> _YOUR INSTRUCTIONS_
Would you count how many lines of the material below hold the string "title"? Give only the number.

> _RECORDS SUPPLIED_
****************************************

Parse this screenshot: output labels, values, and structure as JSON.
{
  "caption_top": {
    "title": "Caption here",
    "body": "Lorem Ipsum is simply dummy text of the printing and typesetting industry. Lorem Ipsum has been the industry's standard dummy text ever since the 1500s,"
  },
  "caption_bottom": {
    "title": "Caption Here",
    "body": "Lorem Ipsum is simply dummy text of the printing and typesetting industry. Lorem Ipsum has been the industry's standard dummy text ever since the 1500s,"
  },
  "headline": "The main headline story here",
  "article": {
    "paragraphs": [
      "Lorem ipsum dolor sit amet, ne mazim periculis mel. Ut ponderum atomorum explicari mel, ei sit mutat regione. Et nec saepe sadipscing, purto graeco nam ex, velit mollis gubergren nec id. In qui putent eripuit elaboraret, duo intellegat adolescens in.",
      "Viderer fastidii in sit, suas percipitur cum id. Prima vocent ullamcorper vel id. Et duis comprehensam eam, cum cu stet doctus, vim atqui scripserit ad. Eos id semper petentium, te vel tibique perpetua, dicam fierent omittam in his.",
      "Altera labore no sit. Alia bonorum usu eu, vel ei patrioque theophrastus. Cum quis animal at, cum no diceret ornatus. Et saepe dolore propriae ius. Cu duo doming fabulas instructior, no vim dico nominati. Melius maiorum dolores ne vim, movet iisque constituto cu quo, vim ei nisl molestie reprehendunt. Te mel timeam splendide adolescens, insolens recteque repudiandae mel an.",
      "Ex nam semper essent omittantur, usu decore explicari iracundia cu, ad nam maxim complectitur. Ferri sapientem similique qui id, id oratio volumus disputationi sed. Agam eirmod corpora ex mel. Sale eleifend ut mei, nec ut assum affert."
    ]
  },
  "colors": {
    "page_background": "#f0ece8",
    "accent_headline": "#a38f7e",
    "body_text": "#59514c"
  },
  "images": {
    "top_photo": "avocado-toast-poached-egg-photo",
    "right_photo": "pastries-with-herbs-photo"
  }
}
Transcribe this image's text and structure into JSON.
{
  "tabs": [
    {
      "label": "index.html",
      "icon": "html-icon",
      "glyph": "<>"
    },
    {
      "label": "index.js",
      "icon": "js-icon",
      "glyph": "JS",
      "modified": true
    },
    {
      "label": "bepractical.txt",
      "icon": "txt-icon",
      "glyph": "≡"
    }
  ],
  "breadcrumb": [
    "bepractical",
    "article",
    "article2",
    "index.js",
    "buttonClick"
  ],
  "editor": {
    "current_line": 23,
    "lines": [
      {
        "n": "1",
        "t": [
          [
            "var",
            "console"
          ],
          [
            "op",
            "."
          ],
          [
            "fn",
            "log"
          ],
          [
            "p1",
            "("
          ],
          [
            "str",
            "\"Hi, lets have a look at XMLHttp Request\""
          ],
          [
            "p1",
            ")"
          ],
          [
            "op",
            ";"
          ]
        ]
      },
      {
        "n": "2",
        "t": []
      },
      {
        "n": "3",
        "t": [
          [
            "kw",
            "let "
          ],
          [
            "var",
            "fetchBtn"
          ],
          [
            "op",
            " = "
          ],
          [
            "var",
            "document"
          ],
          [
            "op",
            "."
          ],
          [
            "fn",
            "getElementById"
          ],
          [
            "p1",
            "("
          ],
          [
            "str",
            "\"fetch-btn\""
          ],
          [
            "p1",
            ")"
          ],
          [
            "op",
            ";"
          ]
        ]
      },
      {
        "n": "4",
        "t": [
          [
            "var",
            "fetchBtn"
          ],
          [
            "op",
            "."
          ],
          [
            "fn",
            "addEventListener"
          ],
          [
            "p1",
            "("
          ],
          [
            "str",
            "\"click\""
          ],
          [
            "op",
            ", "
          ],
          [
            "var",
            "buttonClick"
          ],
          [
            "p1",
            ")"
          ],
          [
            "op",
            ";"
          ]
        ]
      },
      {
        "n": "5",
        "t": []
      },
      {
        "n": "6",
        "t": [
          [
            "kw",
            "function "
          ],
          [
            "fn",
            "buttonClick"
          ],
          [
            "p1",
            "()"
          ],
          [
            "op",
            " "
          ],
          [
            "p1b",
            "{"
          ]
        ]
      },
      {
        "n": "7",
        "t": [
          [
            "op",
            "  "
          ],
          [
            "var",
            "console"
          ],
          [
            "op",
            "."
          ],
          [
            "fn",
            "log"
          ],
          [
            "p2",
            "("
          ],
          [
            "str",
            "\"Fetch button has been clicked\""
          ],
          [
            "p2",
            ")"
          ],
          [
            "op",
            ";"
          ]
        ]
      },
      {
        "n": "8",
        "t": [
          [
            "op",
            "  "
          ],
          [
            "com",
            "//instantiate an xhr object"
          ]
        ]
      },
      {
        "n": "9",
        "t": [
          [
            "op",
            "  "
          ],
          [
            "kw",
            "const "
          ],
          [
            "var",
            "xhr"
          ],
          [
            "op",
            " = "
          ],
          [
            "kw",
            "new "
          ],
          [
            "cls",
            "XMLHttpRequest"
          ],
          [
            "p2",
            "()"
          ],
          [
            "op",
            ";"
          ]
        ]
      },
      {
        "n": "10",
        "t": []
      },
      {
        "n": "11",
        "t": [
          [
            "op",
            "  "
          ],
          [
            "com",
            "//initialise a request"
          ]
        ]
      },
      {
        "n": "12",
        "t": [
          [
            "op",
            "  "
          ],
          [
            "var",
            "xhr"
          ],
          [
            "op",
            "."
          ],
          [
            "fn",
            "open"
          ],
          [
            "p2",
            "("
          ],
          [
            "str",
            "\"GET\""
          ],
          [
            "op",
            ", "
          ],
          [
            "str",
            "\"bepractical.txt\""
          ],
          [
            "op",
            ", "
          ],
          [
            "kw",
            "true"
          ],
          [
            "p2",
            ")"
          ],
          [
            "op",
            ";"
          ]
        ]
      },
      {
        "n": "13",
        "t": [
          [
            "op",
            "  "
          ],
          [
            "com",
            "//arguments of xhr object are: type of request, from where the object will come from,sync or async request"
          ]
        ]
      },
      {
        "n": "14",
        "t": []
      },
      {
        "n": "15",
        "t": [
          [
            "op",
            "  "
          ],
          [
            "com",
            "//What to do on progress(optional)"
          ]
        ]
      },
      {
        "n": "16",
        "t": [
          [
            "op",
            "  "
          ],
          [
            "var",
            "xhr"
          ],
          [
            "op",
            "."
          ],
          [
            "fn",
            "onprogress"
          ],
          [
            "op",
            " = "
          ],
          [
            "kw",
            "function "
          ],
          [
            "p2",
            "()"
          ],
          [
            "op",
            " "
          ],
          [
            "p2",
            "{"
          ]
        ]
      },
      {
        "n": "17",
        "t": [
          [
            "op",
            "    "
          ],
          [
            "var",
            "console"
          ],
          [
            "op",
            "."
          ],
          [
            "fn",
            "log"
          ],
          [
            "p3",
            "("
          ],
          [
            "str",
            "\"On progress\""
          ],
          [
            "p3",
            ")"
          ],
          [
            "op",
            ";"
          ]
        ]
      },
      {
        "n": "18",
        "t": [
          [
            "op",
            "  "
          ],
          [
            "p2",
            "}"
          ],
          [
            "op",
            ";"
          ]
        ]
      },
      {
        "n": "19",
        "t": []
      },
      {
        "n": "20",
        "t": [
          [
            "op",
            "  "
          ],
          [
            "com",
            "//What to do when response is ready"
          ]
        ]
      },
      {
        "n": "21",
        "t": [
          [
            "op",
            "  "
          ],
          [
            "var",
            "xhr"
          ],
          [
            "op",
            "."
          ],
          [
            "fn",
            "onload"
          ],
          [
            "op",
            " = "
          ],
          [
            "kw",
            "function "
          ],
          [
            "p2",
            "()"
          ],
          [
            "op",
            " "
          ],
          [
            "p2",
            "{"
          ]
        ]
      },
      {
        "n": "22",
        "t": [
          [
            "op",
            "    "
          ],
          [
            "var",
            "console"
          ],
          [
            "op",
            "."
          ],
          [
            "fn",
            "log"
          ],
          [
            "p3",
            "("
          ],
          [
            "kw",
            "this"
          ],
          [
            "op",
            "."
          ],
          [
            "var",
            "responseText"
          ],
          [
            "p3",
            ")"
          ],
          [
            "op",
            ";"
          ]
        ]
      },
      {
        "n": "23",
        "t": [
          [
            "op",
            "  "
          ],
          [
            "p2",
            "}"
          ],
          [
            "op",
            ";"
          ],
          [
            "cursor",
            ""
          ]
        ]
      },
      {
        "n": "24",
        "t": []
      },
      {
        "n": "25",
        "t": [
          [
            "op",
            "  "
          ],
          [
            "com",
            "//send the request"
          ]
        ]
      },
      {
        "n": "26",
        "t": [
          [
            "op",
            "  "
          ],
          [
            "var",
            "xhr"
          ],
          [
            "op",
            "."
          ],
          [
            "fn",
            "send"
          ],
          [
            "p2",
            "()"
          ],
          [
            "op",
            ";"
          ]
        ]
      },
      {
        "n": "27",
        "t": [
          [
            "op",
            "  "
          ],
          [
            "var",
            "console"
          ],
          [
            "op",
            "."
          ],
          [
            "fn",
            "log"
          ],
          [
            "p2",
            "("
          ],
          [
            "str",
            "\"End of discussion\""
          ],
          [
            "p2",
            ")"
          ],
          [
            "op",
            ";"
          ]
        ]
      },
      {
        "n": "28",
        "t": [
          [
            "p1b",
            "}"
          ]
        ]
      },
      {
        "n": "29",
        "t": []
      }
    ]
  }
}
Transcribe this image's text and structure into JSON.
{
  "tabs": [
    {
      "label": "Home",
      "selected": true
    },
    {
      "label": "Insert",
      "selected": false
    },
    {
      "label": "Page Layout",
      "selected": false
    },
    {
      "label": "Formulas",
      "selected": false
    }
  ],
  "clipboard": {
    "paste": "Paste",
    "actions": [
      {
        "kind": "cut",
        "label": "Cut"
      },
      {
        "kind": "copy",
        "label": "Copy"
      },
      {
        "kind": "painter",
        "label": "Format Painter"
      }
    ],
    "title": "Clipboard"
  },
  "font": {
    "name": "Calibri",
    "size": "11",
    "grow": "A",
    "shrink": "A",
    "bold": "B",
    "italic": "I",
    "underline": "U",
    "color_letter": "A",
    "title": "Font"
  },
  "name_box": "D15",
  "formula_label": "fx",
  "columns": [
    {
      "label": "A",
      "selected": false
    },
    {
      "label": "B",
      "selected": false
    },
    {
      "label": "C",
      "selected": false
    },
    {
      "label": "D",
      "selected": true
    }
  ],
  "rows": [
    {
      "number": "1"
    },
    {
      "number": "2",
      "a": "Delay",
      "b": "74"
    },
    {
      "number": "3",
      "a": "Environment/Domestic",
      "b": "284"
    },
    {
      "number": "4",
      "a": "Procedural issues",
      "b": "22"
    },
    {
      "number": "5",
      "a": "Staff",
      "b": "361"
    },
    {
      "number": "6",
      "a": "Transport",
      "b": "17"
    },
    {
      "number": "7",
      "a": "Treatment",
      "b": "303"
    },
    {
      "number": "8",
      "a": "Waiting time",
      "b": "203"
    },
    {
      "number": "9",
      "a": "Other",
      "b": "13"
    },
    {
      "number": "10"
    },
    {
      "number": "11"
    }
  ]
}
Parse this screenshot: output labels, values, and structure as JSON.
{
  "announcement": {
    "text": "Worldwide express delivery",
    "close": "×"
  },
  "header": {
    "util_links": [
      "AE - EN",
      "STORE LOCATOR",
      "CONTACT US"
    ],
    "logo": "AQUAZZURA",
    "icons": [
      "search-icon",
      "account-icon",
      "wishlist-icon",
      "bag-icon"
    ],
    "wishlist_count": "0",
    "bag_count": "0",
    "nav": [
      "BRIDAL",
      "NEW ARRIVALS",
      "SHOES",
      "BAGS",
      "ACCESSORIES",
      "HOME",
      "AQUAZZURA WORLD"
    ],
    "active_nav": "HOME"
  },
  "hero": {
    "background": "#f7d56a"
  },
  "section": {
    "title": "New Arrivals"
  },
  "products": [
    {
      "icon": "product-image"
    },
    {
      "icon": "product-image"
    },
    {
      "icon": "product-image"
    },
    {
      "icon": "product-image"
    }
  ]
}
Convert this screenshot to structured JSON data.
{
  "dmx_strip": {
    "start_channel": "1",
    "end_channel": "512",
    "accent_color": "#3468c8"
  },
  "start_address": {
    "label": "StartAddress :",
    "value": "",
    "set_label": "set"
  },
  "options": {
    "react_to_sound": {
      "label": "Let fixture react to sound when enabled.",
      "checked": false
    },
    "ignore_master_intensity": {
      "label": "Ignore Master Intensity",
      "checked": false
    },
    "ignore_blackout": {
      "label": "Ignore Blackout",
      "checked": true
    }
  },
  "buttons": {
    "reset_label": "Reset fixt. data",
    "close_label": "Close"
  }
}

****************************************

> _REPLY TO THE TASK_
5